According to the Daily Mirror, 28 girls in Colombia were rushed to the hospital after fainting while allegedly playing with a Ouija board at school. Hugo Torres, the head of the Galeras Educational Institution where it happened, told the media, "There were 28 possible cases of anxiety in school students." No further information has been released about the kids' diagnoses, but Torres said there is some misinformation out there, explaining, "Given the reported cases, a series of comments were unleashed on the community that, rather than helping to resolve the situation, led to confusion and an adverse environment for our work. The students were referred to the local municipal hospital according to protocols in place. Directors and teachers accompanied the students during the evaluation process. The respective parents and/or guardians were informed of the situation at the time."
Those parents are not pleased and blame what they believe was the in-school use of Ouija boards for their daughters' health issues. One mom who works at the hospital where the kids were taken said she saw three or four of them come in after fainting. She stated, "Parents, you have to move, investigate what's happening at school because our children cannot continue in this situation. Our children always have a good breakfast and it cannot be said that what’s happening is due to lack of food."
The school is awaiting information from the hospital before providing any updates on the incident. Meanwhile, it isn't the first time something like this happened in Colombia. Just a few months ago, another group of teens collapsed following Ouija board use, with five being taken to the hospital. It occurred at another school where 11 students, ages 13 to 17, fainted in a hallway and, according to the town's mayor, were found "short of breath and thick drool was coming out of their mouths."

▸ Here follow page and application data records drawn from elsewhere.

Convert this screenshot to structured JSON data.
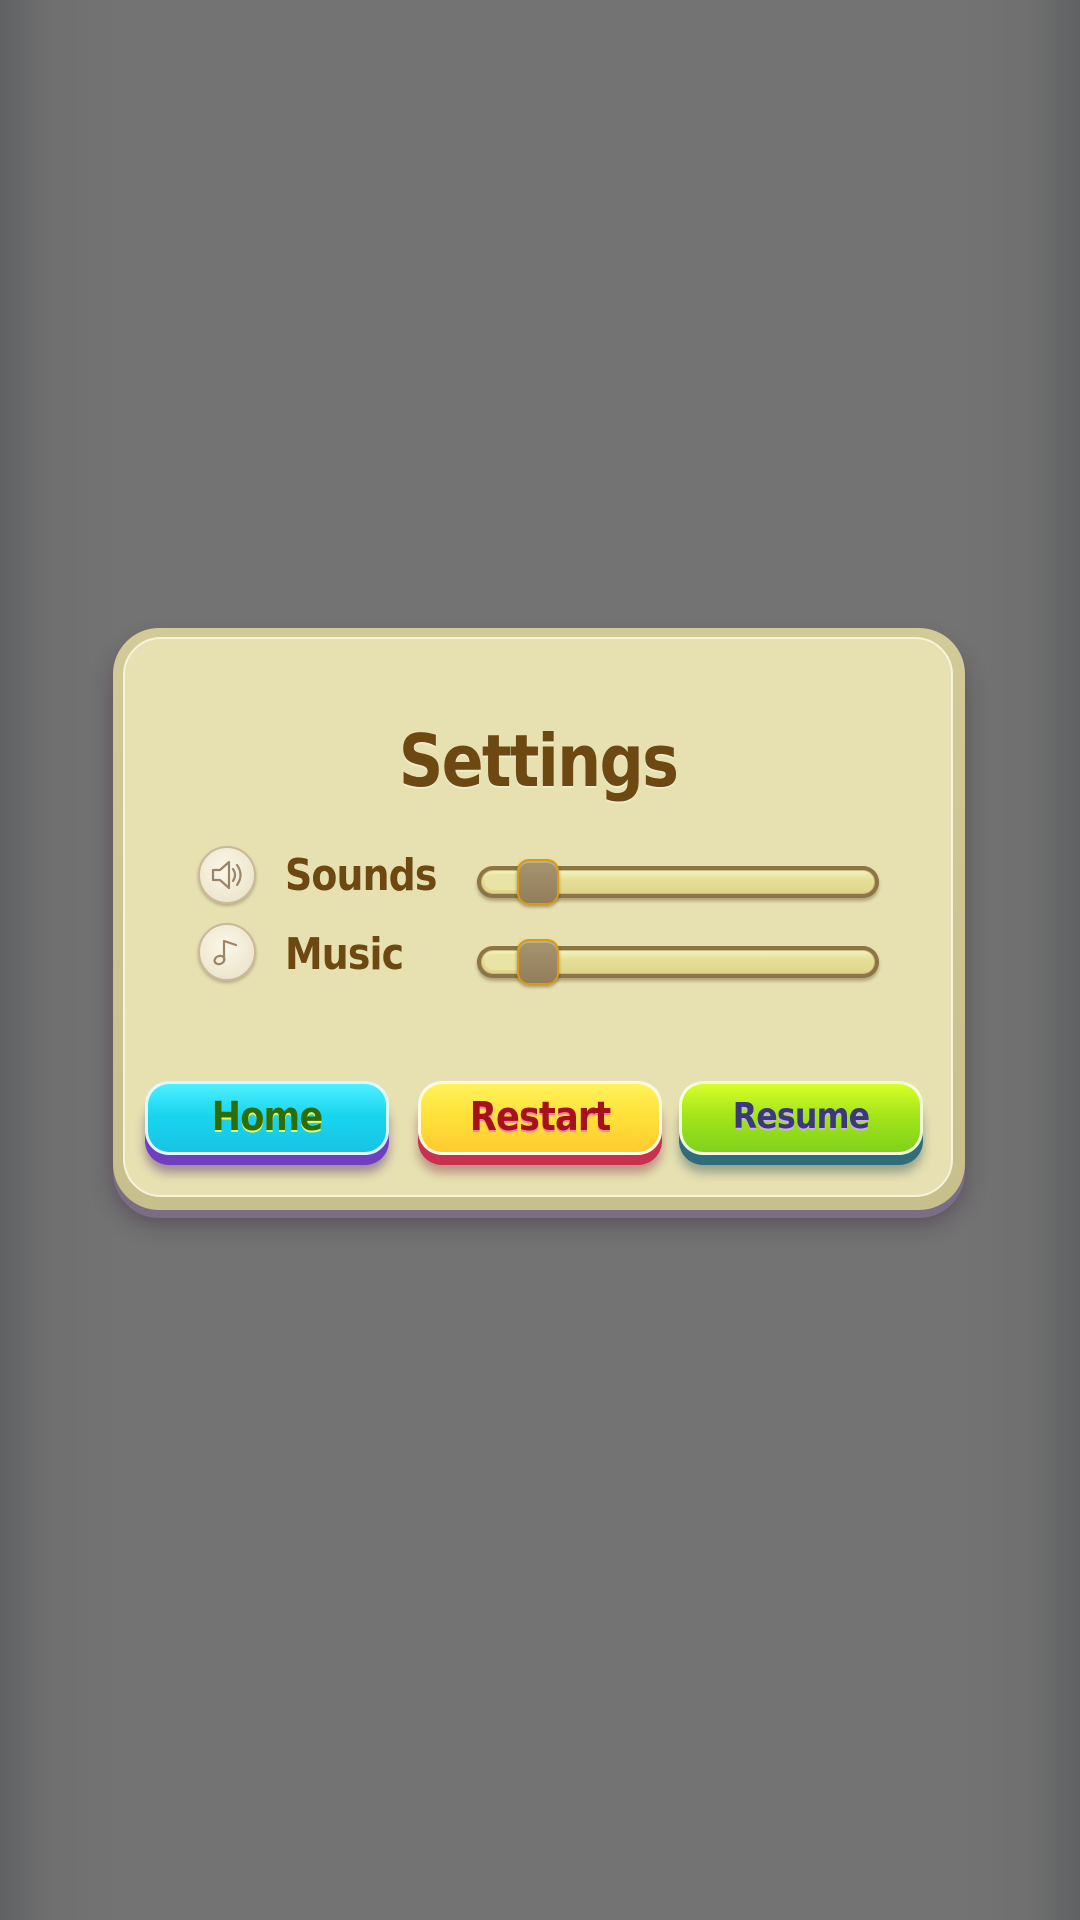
{
  "dialog": {
    "title": "Settings"
  },
  "settings": {
    "sounds": {
      "label": "Sounds",
      "icon": "speaker-icon",
      "level": 0.11
    },
    "music": {
      "label": "Music",
      "icon": "music-note-icon",
      "level": 0.11
    }
  },
  "buttons": {
    "home": {
      "label": "Home",
      "color": "#19d6ef"
    },
    "restart": {
      "label": "Restart",
      "color": "#ffe23a"
    },
    "resume": {
      "label": "Resume",
      "color": "#a6e51a"
    }
  }
}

Ouija boards first became popular in the late 1800s when they were known as "talking boards." They've been available commercially as Ouija boards since 1901.